**PROBLEM**
Would you return each record that follows word for word, without its pictures?

#### AVAILABLE DATA ####

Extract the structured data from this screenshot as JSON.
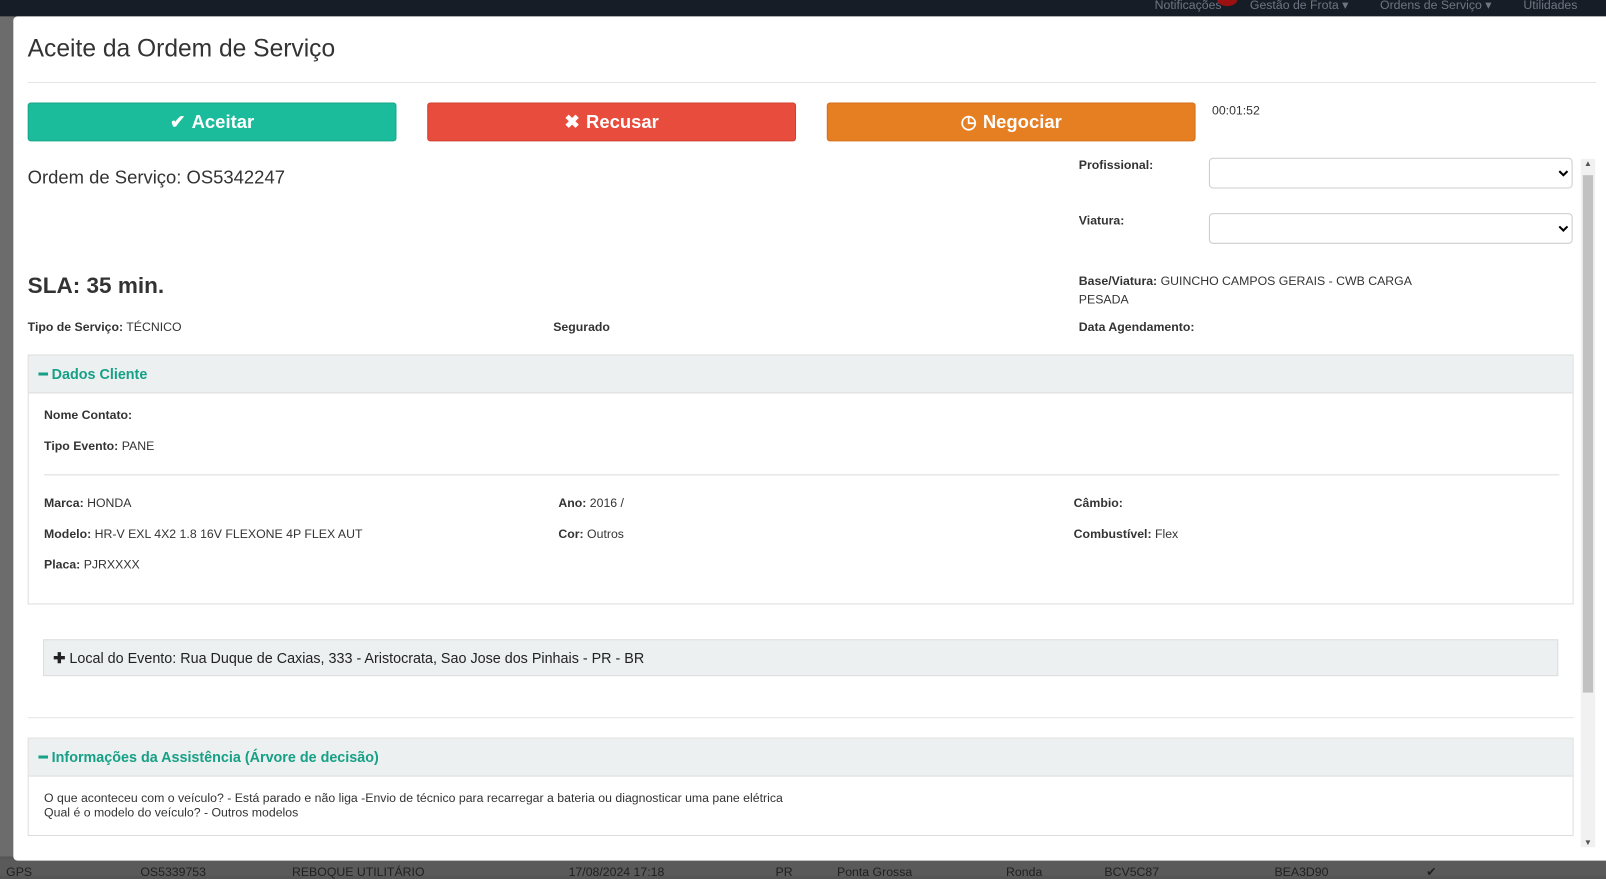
{
  "background": {
    "nav": [
      "Notificações",
      "Gestão de Frota ▾",
      "Ordens de Serviço ▾",
      "Utilidades"
    ],
    "row": [
      "GPS",
      "OS5339753",
      "REBOQUE UTILITÁRIO",
      "17/08/2024 17:18",
      "PR",
      "Ponta Grossa",
      "Ronda",
      "BCV5C87",
      "BEA3D90",
      "✔"
    ]
  },
  "modal": {
    "title": "Aceite da Ordem de Serviço",
    "buttons": {
      "accept": "Aceitar",
      "refuse": "Recusar",
      "negotiate": "Negociar"
    },
    "colors": {
      "accept": "#1abc9c",
      "refuse": "#e74c3c",
      "negotiate": "#e67e22",
      "section": "#16a085"
    },
    "timer": "00:01:52",
    "os_label": "Ordem de Serviço: OS5342247",
    "sla": "SLA: 35 min.",
    "profissional_label": "Profissional:",
    "viatura_label": "Viatura:",
    "base_label": "Base/Viatura:",
    "base_value": "GUINCHO CAMPOS GERAIS - CWB CARGA PESADA",
    "tipo_servico_label": "Tipo de Serviço:",
    "tipo_servico_value": "TÉCNICO",
    "segurado_label": "Segurado",
    "data_agendamento_label": "Data Agendamento:",
    "dados_cliente": {
      "title": "Dados Cliente",
      "nome_contato_label": "Nome Contato:",
      "tipo_evento_label": "Tipo Evento:",
      "tipo_evento_value": "PANE",
      "marca_label": "Marca:",
      "marca_value": "HONDA",
      "modelo_label": "Modelo:",
      "modelo_value": "HR-V EXL 4X2 1.8 16V FLEXONE 4P FLEX AUT",
      "placa_label": "Placa:",
      "placa_value": "PJRXXXX",
      "ano_label": "Ano:",
      "ano_value": "2016 /",
      "cor_label": "Cor:",
      "cor_value": "Outros",
      "cambio_label": "Câmbio:",
      "combustivel_label": "Combustível:",
      "combustivel_value": "Flex"
    },
    "local": "Local do Evento: Rua Duque de Caxias, 333 - Aristocrata, Sao Jose dos Pinhais - PR - BR",
    "assistencia": {
      "title": "Informações da Assistência (Árvore de decisão)",
      "lines": [
        "O que aconteceu com o veículo? - Está parado e não liga -Envio de técnico para recarregar a bateria ou diagnosticar uma pane elétrica",
        "Qual é o modelo do veículo? - Outros modelos"
      ]
    }
  }
}
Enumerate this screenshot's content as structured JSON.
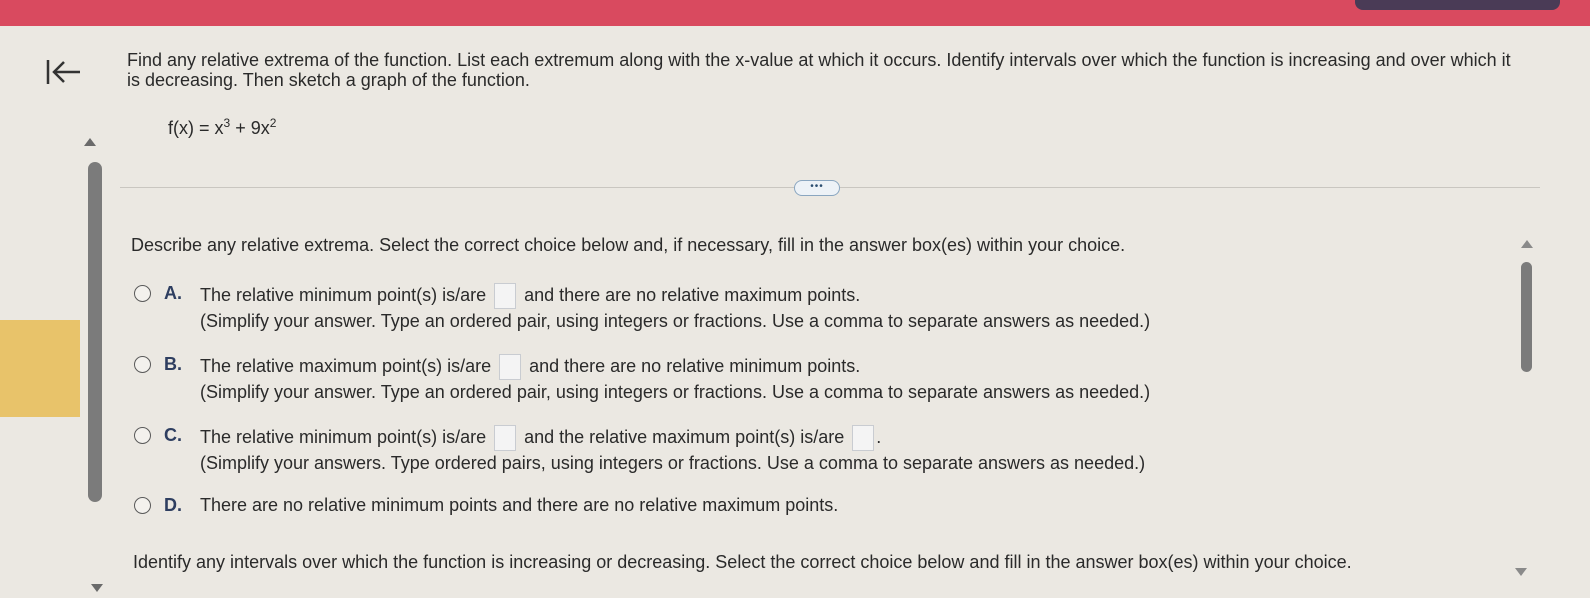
{
  "colors": {
    "topbar": "#d94a5f",
    "panel": "#ebe8e2",
    "accent_tab": "#e8c36a",
    "letter": "#2e3e60"
  },
  "nav": {
    "back_icon": "back-to-start-arrow-icon"
  },
  "question": {
    "text": "Find any relative extrema of the function. List each extremum along with the x-value at which it occurs. Identify intervals over which the function is increasing and over which it is decreasing. Then sketch a graph of the function.",
    "formula_prefix": "f(x) = x",
    "formula_exp1": "3",
    "formula_mid": " + 9x",
    "formula_exp2": "2"
  },
  "divider": {
    "more_label": "•••"
  },
  "part1": {
    "instruction": "Describe any relative extrema. Select the correct choice below and, if necessary, fill in the answer box(es) within your choice.",
    "choices": [
      {
        "letter": "A.",
        "pre": "The relative minimum point(s) is/are",
        "post": "and there are no relative maximum points.",
        "note": "(Simplify your answer. Type an ordered pair, using integers or fractions. Use a comma to separate answers as needed.)"
      },
      {
        "letter": "B.",
        "pre": "The relative maximum point(s) is/are",
        "post": "and there are no relative minimum points.",
        "note": "(Simplify your answer. Type an ordered pair, using integers or fractions. Use a comma to separate answers as needed.)"
      },
      {
        "letter": "C.",
        "pre": "The relative minimum point(s) is/are",
        "mid": "and the relative maximum point(s) is/are",
        "post": ".",
        "note": "(Simplify your answers. Type ordered pairs, using integers or fractions. Use a comma to separate answers as needed.)"
      },
      {
        "letter": "D.",
        "text": "There are no relative minimum points and there are no relative maximum points."
      }
    ]
  },
  "part2": {
    "instruction": "Identify any intervals over which the function is increasing or decreasing. Select the correct choice below and fill in the answer box(es) within your choice."
  }
}
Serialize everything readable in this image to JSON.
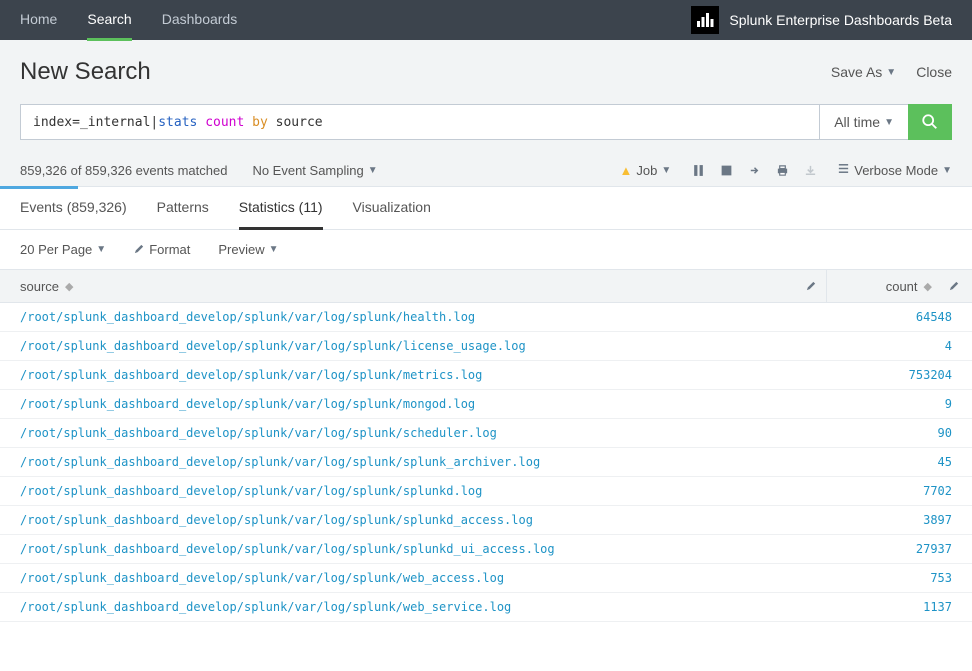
{
  "nav": {
    "items": [
      "Home",
      "Search",
      "Dashboards"
    ],
    "active": 1,
    "app_title": "Splunk Enterprise Dashboards Beta"
  },
  "header": {
    "title": "New Search",
    "save_as": "Save As",
    "close": "Close"
  },
  "search": {
    "prefix": "index=_internal| ",
    "cmd": "stats",
    "func": "count",
    "by": "by",
    "arg": "source",
    "time_label": "All time"
  },
  "jobbar": {
    "events_text": "859,326 of 859,326 events matched",
    "sampling": "No Event Sampling",
    "job_label": "Job",
    "mode": "Verbose Mode"
  },
  "tabs": {
    "items": [
      "Events (859,326)",
      "Patterns",
      "Statistics (11)",
      "Visualization"
    ],
    "active": 2
  },
  "toolbar": {
    "per_page": "20 Per Page",
    "format": "Format",
    "preview": "Preview"
  },
  "table": {
    "col_source": "source",
    "col_count": "count",
    "rows": [
      {
        "source": "/root/splunk_dashboard_develop/splunk/var/log/splunk/health.log",
        "count": "64548"
      },
      {
        "source": "/root/splunk_dashboard_develop/splunk/var/log/splunk/license_usage.log",
        "count": "4"
      },
      {
        "source": "/root/splunk_dashboard_develop/splunk/var/log/splunk/metrics.log",
        "count": "753204"
      },
      {
        "source": "/root/splunk_dashboard_develop/splunk/var/log/splunk/mongod.log",
        "count": "9"
      },
      {
        "source": "/root/splunk_dashboard_develop/splunk/var/log/splunk/scheduler.log",
        "count": "90"
      },
      {
        "source": "/root/splunk_dashboard_develop/splunk/var/log/splunk/splunk_archiver.log",
        "count": "45"
      },
      {
        "source": "/root/splunk_dashboard_develop/splunk/var/log/splunk/splunkd.log",
        "count": "7702"
      },
      {
        "source": "/root/splunk_dashboard_develop/splunk/var/log/splunk/splunkd_access.log",
        "count": "3897"
      },
      {
        "source": "/root/splunk_dashboard_develop/splunk/var/log/splunk/splunkd_ui_access.log",
        "count": "27937"
      },
      {
        "source": "/root/splunk_dashboard_develop/splunk/var/log/splunk/web_access.log",
        "count": "753"
      },
      {
        "source": "/root/splunk_dashboard_develop/splunk/var/log/splunk/web_service.log",
        "count": "1137"
      }
    ]
  }
}
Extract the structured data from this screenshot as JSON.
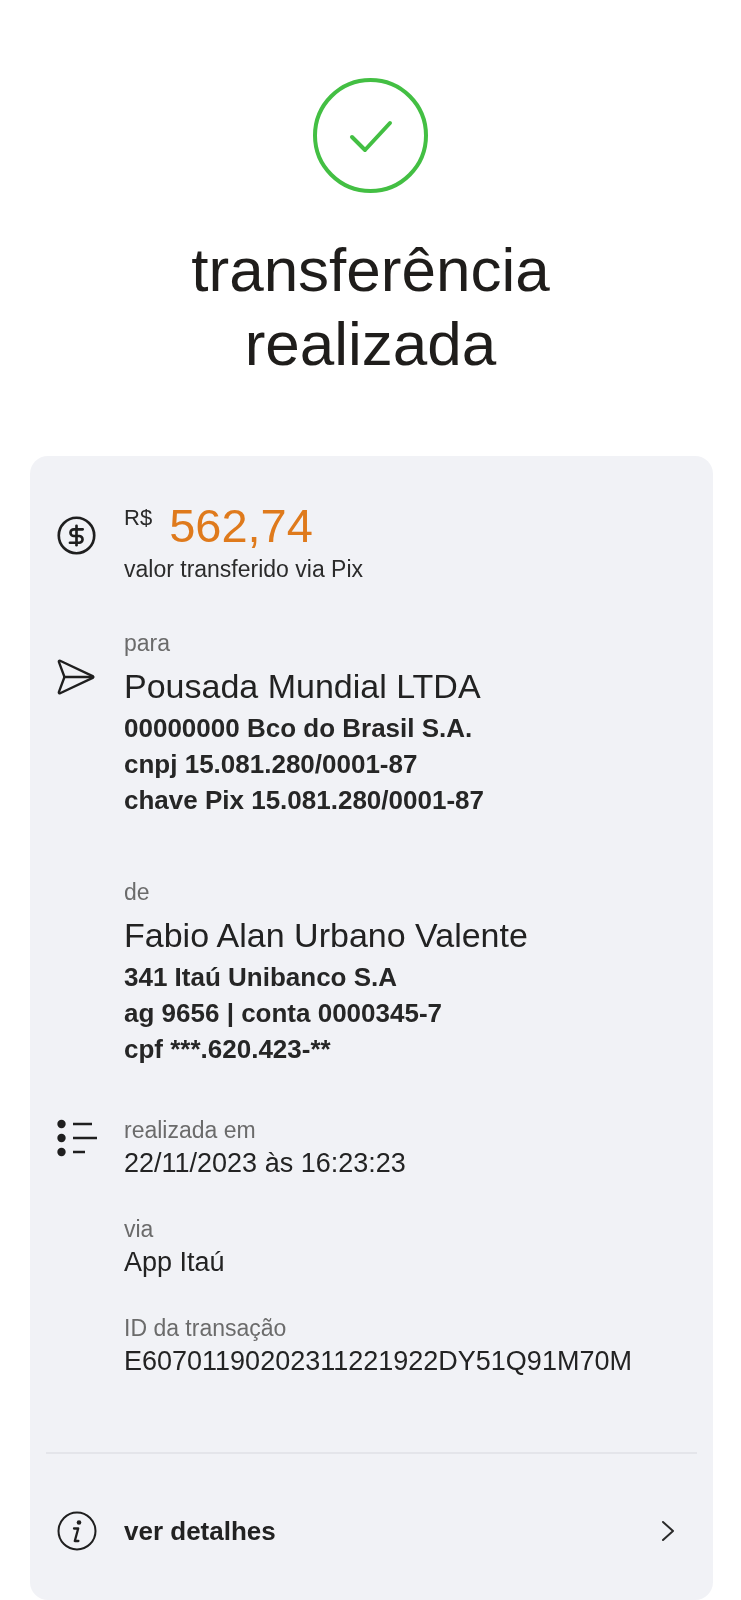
{
  "header": {
    "title": "transferência realizada"
  },
  "receipt": {
    "entries": [
      {
        "kind": "amount",
        "currency": "R$",
        "value": "562,74",
        "caption": "valor transferido via Pix"
      },
      {
        "kind": "recipient",
        "label": "para",
        "name": "Pousada Mundial LTDA",
        "details": [
          "00000000 Bco do Brasil S.A.",
          "cnpj 15.081.280/0001-87",
          "chave Pix 15.081.280/0001-87"
        ]
      },
      {
        "kind": "sender",
        "label": "de",
        "name": "Fabio Alan Urbano Valente",
        "details": [
          "341 Itaú Unibanco S.A",
          "ag 9656 | conta 0000345-7",
          "cpf ***.620.423-**"
        ]
      },
      {
        "kind": "date",
        "label": "realizada em",
        "value": "22/11/2023 às 16:23:23"
      },
      {
        "kind": "channel",
        "label": "via",
        "value": "App Itaú"
      },
      {
        "kind": "transaction_id",
        "label": "ID da transação",
        "value": "E60701190202311221922DY51Q91M70M"
      }
    ],
    "details_link": {
      "label": "ver detalhes"
    }
  }
}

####

**THE COMPLETED TASK**
Extract the structured data from this screenshot as JSON.
{
  "background": {
    "nav": [
      "Notificações",
      "Gestão de Frota ▾",
      "Ordens de Serviço ▾",
      "Utilidades"
    ],
    "row": [
      "GPS",
      "OS5339753",
      "REBOQUE UTILITÁRIO",
      "17/08/2024 17:18",
      "PR",
      "Ponta Grossa",
      "Ronda",
      "BCV5C87",
      "BEA3D90",
      "✔"
    ]
  },
  "modal": {
    "title": "Aceite da Ordem de Serviço",
    "buttons": {
      "accept": "Aceitar",
      "refuse": "Recusar",
      "negotiate": "Negociar"
    },
    "colors": {
      "accept": "#1abc9c",
      "refuse": "#e74c3c",
      "negotiate": "#e67e22",
      "section": "#16a085"
    },
    "timer": "00:01:52",
    "os_label": "Ordem de Serviço: OS5342247",
    "sla": "SLA: 35 min.",
    "profissional_label": "Profissional:",
    "viatura_label": "Viatura:",
    "base_label": "Base/Viatura:",
    "base_value": "GUINCHO CAMPOS GERAIS - CWB CARGA PESADA",
    "tipo_servico_label": "Tipo de Serviço:",
    "tipo_servico_value": "TÉCNICO",
    "segurado_label": "Segurado",
    "data_agendamento_label": "Data Agendamento:",
    "dados_cliente": {
      "title": "Dados Cliente",
      "nome_contato_label": "Nome Contato:",
      "tipo_evento_label": "Tipo Evento:",
      "tipo_evento_value": "PANE",
      "marca_label": "Marca:",
      "marca_value": "HONDA",
      "modelo_label": "Modelo:",
      "modelo_value": "HR-V EXL 4X2 1.8 16V FLEXONE 4P FLEX AUT",
      "placa_label": "Placa:",
      "placa_value": "PJRXXXX",
      "ano_label": "Ano:",
      "ano_value": "2016 /",
      "cor_label": "Cor:",
      "cor_value": "Outros",
      "cambio_label": "Câmbio:",
      "combustivel_label": "Combustível:",
      "combustivel_value": "Flex"
    },
    "local": "Local do Evento: Rua Duque de Caxias, 333 - Aristocrata, Sao Jose dos Pinhais - PR - BR",
    "assistencia": {
      "title": "Informações da Assistência (Árvore de decisão)",
      "lines": [
        "O que aconteceu com o veículo? - Está parado e não liga -Envio de técnico para recarregar a bateria ou diagnosticar uma pane elétrica",
        "Qual é o modelo do veículo? - Outros modelos"
      ]
    }
  }
}
Enumerate this screenshot's content as structured JSON.
{
  "colors": {
    "topbar": "#d94a5f",
    "panel": "#ebe8e2",
    "accent_tab": "#e8c36a",
    "letter": "#2e3e60"
  },
  "nav": {
    "back_icon": "back-to-start-arrow-icon"
  },
  "question": {
    "text": "Find any relative extrema of the function. List each extremum along with the x-value at which it occurs. Identify intervals over which the function is increasing and over which it is decreasing. Then sketch a graph of the function.",
    "formula_prefix": "f(x) = x",
    "formula_exp1": "3",
    "formula_mid": " + 9x",
    "formula_exp2": "2"
  },
  "divider": {
    "more_label": "•••"
  },
  "part1": {
    "instruction": "Describe any relative extrema. Select the correct choice below and, if necessary, fill in the answer box(es) within your choice.",
    "choices": [
      {
        "letter": "A.",
        "pre": "The relative minimum point(s) is/are",
        "post": "and there are no relative maximum points.",
        "note": "(Simplify your answer. Type an ordered pair, using integers or fractions. Use a comma to separate answers as needed.)"
      },
      {
        "letter": "B.",
        "pre": "The relative maximum point(s) is/are",
        "post": "and there are no relative minimum points.",
        "note": "(Simplify your answer. Type an ordered pair, using integers or fractions. Use a comma to separate answers as needed.)"
      },
      {
        "letter": "C.",
        "pre": "The relative minimum point(s) is/are",
        "mid": "and the relative maximum point(s) is/are",
        "post": ".",
        "note": "(Simplify your answers. Type ordered pairs, using integers or fractions. Use a comma to separate answers as needed.)"
      },
      {
        "letter": "D.",
        "text": "There are no relative minimum points and there are no relative maximum points."
      }
    ]
  },
  "part2": {
    "instruction": "Identify any intervals over which the function is increasing or decreasing. Select the correct choice below and fill in the answer box(es) within your choice."
  }
}
Serialize everything readable in this image to JSON.
{
  "nav": {
    "items": [
      "Home",
      "Search",
      "Dashboards"
    ],
    "active": 1,
    "app_title": "Splunk Enterprise Dashboards Beta"
  },
  "header": {
    "title": "New Search",
    "save_as": "Save As",
    "close": "Close"
  },
  "search": {
    "prefix": "index=_internal| ",
    "cmd": "stats",
    "func": "count",
    "by": "by",
    "arg": "source",
    "time_label": "All time"
  },
  "jobbar": {
    "events_text": "859,326 of 859,326 events matched",
    "sampling": "No Event Sampling",
    "job_label": "Job",
    "mode": "Verbose Mode"
  },
  "tabs": {
    "items": [
      "Events (859,326)",
      "Patterns",
      "Statistics (11)",
      "Visualization"
    ],
    "active": 2
  },
  "toolbar": {
    "per_page": "20 Per Page",
    "format": "Format",
    "preview": "Preview"
  },
  "table": {
    "col_source": "source",
    "col_count": "count",
    "rows": [
      {
        "source": "/root/splunk_dashboard_develop/splunk/var/log/splunk/health.log",
        "count": "64548"
      },
      {
        "source": "/root/splunk_dashboard_develop/splunk/var/log/splunk/license_usage.log",
        "count": "4"
      },
      {
        "source": "/root/splunk_dashboard_develop/splunk/var/log/splunk/metrics.log",
        "count": "753204"
      },
      {
        "source": "/root/splunk_dashboard_develop/splunk/var/log/splunk/mongod.log",
        "count": "9"
      },
      {
        "source": "/root/splunk_dashboard_develop/splunk/var/log/splunk/scheduler.log",
        "count": "90"
      },
      {
        "source": "/root/splunk_dashboard_develop/splunk/var/log/splunk/splunk_archiver.log",
        "count": "45"
      },
      {
        "source": "/root/splunk_dashboard_develop/splunk/var/log/splunk/splunkd.log",
        "count": "7702"
      },
      {
        "source": "/root/splunk_dashboard_develop/splunk/var/log/splunk/splunkd_access.log",
        "count": "3897"
      },
      {
        "source": "/root/splunk_dashboard_develop/splunk/var/log/splunk/splunkd_ui_access.log",
        "count": "27937"
      },
      {
        "source": "/root/splunk_dashboard_develop/splunk/var/log/splunk/web_access.log",
        "count": "753"
      },
      {
        "source": "/root/splunk_dashboard_develop/splunk/var/log/splunk/web_service.log",
        "count": "1137"
      }
    ]
  }
}
Extract the structured data from this screenshot as JSON.
{
  "header": {
    "title": "transferência realizada"
  },
  "receipt": {
    "entries": [
      {
        "kind": "amount",
        "currency": "R$",
        "value": "562,74",
        "caption": "valor transferido via Pix"
      },
      {
        "kind": "recipient",
        "label": "para",
        "name": "Pousada Mundial LTDA",
        "details": [
          "00000000 Bco do Brasil S.A.",
          "cnpj 15.081.280/0001-87",
          "chave Pix 15.081.280/0001-87"
        ]
      },
      {
        "kind": "sender",
        "label": "de",
        "name": "Fabio Alan Urbano Valente",
        "details": [
          "341 Itaú Unibanco S.A",
          "ag 9656 | conta 0000345-7",
          "cpf ***.620.423-**"
        ]
      },
      {
        "kind": "date",
        "label": "realizada em",
        "value": "22/11/2023 às 16:23:23"
      },
      {
        "kind": "channel",
        "label": "via",
        "value": "App Itaú"
      },
      {
        "kind": "transaction_id",
        "label": "ID da transação",
        "value": "E60701190202311221922DY51Q91M70M"
      }
    ],
    "details_link": {
      "label": "ver detalhes"
    }
  }
}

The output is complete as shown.